What to produce:
Word for word, give every line of the listing again.

******************************

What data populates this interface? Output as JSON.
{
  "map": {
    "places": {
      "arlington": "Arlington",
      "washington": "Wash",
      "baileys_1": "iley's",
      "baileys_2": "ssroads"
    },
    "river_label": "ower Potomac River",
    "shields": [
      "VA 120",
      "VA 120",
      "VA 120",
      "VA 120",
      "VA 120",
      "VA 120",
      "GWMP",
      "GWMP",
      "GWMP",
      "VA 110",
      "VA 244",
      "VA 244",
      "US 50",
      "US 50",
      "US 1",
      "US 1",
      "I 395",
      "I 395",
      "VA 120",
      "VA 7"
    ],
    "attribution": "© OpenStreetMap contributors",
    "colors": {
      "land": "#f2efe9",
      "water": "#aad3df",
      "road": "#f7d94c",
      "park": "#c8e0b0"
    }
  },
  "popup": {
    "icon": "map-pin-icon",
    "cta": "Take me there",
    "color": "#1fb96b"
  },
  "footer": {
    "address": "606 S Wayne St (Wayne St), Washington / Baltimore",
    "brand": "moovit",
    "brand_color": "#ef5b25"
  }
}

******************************

Solution to the exercise:
What data populates this interface? Output as JSON.
{
  "map": {
    "places": {
      "arlington": "Arlington",
      "washington": "Wash",
      "baileys_1": "iley's",
      "baileys_2": "ssroads"
    },
    "river_label": "ower Potomac River",
    "shields": [
      "VA 120",
      "VA 120",
      "VA 120",
      "VA 120",
      "VA 120",
      "VA 120",
      "GWMP",
      "GWMP",
      "GWMP",
      "VA 110",
      "VA 244",
      "VA 244",
      "US 50",
      "US 50",
      "US 1",
      "US 1",
      "I 395",
      "I 395",
      "VA 120",
      "VA 7"
    ],
    "attribution": "© OpenStreetMap contributors",
    "colors": {
      "land": "#f2efe9",
      "water": "#aad3df",
      "road": "#f7d94c",
      "park": "#c8e0b0"
    }
  },
  "popup": {
    "icon": "map-pin-icon",
    "cta": "Take me there",
    "color": "#1fb96b"
  },
  "footer": {
    "address": "606 S Wayne St (Wayne St), Washington / Baltimore",
    "brand": "moovit",
    "brand_color": "#ef5b25"
  }
}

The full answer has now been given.